Fox, History Shows Will Continue Filming in North Carolina Despite Anti-LGBT Law
TV shows and films have yet to relocate production after numerous Southern states passed a wave of new laws. Says openly gay Mississippi native Tate Taylor, who directed two movies in the state: "It's going to be my job — and I anticipate it being a struggle — to convince [financiers] about the real hearts and souls of Mississippians."
This story first appeared in the May 6 issue of The Hollywood Reporter magazine. To receive the magazine, click here to subscribe.
Bruce Springsteen, Ringo Starr and Pearl Jam may have canceled performances in North Carolina to protest new anti-LGBT legislation, but it appears to be business as usual for most Hollywood studios that film in the state and others in the South that have pushed through (or are considering) similar legislation.
Among the projects that quietly are proceeding in North Carolina: TNT's Michelle Dockery drama Good Behavior, History's military drama Six, Lionsgate's TV remake of Dirty Dancing and Fox's police-shooting drama Shots Fired. And in Mississippi, which passed a "religious freedom" law April 5 allowing businesses to deny services to members of the LGBT community, filming will go on for programs like HGTV's renovation show Home Town and Lifetime's dance-competition docuseries Bring It!
Though Hollywood executives privately have expressed shock about the wave of new laws, studios have not come forward with the same public gravitas as when Disney, Lionsgate and others helped convince Georgia to back off an anti-LGBT bill in early April (Gov. Nathan Deal likely was nervous its film industry, which has a $6 billion impact in the state, would be in jeopardy). The lack of industry response to Mississippi and North Carolina — whose film businesses don't match Georgia's but together produced $965 million in economic impact in 2015 thanks in part to state incentives — was troubling enough to CAA partner Bryan Lourd that he summoned some of Hollywood's most influential figures to an April 20 meeting at his home to determine, in his words, how to "help push those states that are openly discriminating against LGBT people."
To be sure, the laws (and the potential for one in Tennessee) have caused outrage among talent. "I'm choosing not to work in any state that is intolerant of its fellow man," Sharon Stone tells THR, noting that she and director James Cromwell are relocating their anti-bullying short The Principle out of Mississippi. "We have leaders … who are running campaigns based on fear, and that's a contagion." Tracy Morgan canceled an April 29 comedy show in Robinsonville, Miss., and Ellen DeGeneres blasted the state for being "the definition of discrimination."
Some filmmakers might denounce the legislation, but they aren't exactly ready to back a boycott.
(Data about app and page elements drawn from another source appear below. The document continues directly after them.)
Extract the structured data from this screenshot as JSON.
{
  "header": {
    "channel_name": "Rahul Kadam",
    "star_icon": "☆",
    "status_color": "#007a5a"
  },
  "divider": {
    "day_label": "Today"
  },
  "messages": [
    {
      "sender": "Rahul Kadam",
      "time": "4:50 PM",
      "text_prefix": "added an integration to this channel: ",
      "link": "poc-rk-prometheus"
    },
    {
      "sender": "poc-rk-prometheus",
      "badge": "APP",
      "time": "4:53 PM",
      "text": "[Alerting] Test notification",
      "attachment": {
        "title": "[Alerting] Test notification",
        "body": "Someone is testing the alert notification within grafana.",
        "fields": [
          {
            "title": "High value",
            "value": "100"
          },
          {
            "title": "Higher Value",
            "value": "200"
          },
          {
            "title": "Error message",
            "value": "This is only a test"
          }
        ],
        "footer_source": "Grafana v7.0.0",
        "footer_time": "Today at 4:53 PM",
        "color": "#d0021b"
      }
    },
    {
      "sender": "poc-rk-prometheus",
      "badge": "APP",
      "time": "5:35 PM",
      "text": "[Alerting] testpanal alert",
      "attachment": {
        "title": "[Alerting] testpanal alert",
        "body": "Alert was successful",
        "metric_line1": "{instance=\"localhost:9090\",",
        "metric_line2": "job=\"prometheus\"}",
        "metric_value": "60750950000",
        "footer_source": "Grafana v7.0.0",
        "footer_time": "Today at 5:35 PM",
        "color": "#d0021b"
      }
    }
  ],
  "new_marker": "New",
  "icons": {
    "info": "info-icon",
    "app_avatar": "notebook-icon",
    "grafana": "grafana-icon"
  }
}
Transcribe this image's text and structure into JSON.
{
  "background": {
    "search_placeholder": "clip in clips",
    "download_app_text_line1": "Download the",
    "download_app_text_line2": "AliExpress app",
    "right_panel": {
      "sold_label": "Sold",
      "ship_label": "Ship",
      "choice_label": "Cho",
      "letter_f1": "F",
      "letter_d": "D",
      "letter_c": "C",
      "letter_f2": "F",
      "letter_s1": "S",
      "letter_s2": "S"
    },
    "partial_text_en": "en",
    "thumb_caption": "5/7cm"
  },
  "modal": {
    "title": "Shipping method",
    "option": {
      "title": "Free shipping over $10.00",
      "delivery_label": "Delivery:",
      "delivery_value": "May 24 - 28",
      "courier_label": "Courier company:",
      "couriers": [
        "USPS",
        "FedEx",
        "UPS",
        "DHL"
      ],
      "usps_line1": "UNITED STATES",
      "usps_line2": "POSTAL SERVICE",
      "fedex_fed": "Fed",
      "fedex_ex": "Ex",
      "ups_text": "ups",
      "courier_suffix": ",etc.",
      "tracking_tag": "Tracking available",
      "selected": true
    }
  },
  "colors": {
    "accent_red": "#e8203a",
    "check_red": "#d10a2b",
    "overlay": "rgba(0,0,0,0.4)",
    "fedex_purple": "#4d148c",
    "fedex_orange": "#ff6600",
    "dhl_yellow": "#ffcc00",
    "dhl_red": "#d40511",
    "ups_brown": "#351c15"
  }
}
Openly gay Mississippi native Tate Taylor, who shot The Help and Get On Up in the state, calls the law "ludicrous Saturday Night Live fodder" but still intends to make his next four films there. "Whether financiers will agree to it based on what's happening, I don't know. It's going to be my job — and I anticipate it being a struggle — to convince them about the real hearts and souls of Mississippians," says the director, who insists the local film community, not the state legislature, would suffer most from a boycott. But should Taylor's stars feel uncomfortable shooting in the state, he'll likely make accommodations. "Funny enough," he adds, "my home is 6 miles from the Louisiana border. Don't think I haven't thought about that."
Another Mississippi native, Mississippi Grind producer Tom Rice, shot John Krasinski's The Hollars in his home state. He says the bill is "heartbreaking" and doesn't reflect the Mississippi people. "Every crewmember I know is adamantly posting [online] against this bill," he says. As far as future films go, Rice acknowledges the challenge of staying in business there: "I'm not going to come out and say I'm going to boycott it, but I'm not anxiously looking to go back there."